**WHAT YOU ARE ASKED TO DO**
The entries are to be output in full, word for word.
----- DATA TO PROCESS
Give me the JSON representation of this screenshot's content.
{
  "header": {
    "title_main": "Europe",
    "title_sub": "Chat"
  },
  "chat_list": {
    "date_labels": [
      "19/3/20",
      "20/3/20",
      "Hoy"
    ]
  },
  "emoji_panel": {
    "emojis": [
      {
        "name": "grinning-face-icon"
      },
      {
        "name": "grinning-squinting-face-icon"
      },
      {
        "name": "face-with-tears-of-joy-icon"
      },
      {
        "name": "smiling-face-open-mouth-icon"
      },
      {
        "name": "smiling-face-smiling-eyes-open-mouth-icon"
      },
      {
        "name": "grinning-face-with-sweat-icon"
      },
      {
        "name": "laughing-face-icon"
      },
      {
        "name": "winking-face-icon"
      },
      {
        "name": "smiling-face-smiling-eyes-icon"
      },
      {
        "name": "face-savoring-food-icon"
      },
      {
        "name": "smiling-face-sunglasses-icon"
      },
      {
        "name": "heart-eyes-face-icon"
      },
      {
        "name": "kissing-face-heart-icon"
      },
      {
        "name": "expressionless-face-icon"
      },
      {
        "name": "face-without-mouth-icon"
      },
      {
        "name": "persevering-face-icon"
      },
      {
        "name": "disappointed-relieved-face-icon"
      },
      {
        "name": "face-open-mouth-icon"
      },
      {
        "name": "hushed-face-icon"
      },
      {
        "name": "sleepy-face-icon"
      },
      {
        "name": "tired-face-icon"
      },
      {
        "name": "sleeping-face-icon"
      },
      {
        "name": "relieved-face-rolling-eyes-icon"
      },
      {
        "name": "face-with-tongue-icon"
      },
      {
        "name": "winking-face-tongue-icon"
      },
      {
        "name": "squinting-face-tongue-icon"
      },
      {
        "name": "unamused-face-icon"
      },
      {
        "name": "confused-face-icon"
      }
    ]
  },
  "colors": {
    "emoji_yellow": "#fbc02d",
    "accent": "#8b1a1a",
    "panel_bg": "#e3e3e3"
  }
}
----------
**ANSWER FOR THE TASK**
Give me the JSON representation of this screenshot's content.
{
  "header": {
    "title_main": "Europe",
    "title_sub": "Chat"
  },
  "chat_list": {
    "date_labels": [
      "19/3/20",
      "20/3/20",
      "Hoy"
    ]
  },
  "emoji_panel": {
    "emojis": [
      {
        "name": "grinning-face-icon"
      },
      {
        "name": "grinning-squinting-face-icon"
      },
      {
        "name": "face-with-tears-of-joy-icon"
      },
      {
        "name": "smiling-face-open-mouth-icon"
      },
      {
        "name": "smiling-face-smiling-eyes-open-mouth-icon"
      },
      {
        "name": "grinning-face-with-sweat-icon"
      },
      {
        "name": "laughing-face-icon"
      },
      {
        "name": "winking-face-icon"
      },
      {
        "name": "smiling-face-smiling-eyes-icon"
      },
      {
        "name": "face-savoring-food-icon"
      },
      {
        "name": "smiling-face-sunglasses-icon"
      },
      {
        "name": "heart-eyes-face-icon"
      },
      {
        "name": "kissing-face-heart-icon"
      },
      {
        "name": "expressionless-face-icon"
      },
      {
        "name": "face-without-mouth-icon"
      },
      {
        "name": "persevering-face-icon"
      },
      {
        "name": "disappointed-relieved-face-icon"
      },
      {
        "name": "face-open-mouth-icon"
      },
      {
        "name": "hushed-face-icon"
      },
      {
        "name": "sleepy-face-icon"
      },
      {
        "name": "tired-face-icon"
      },
      {
        "name": "sleeping-face-icon"
      },
      {
        "name": "relieved-face-rolling-eyes-icon"
      },
      {
        "name": "face-with-tongue-icon"
      },
      {
        "name": "winking-face-tongue-icon"
      },
      {
        "name": "squinting-face-tongue-icon"
      },
      {
        "name": "unamused-face-icon"
      },
      {
        "name": "confused-face-icon"
      }
    ]
  },
  "colors": {
    "emoji_yellow": "#fbc02d",
    "accent": "#8b1a1a",
    "panel_bg": "#e3e3e3"
  }
}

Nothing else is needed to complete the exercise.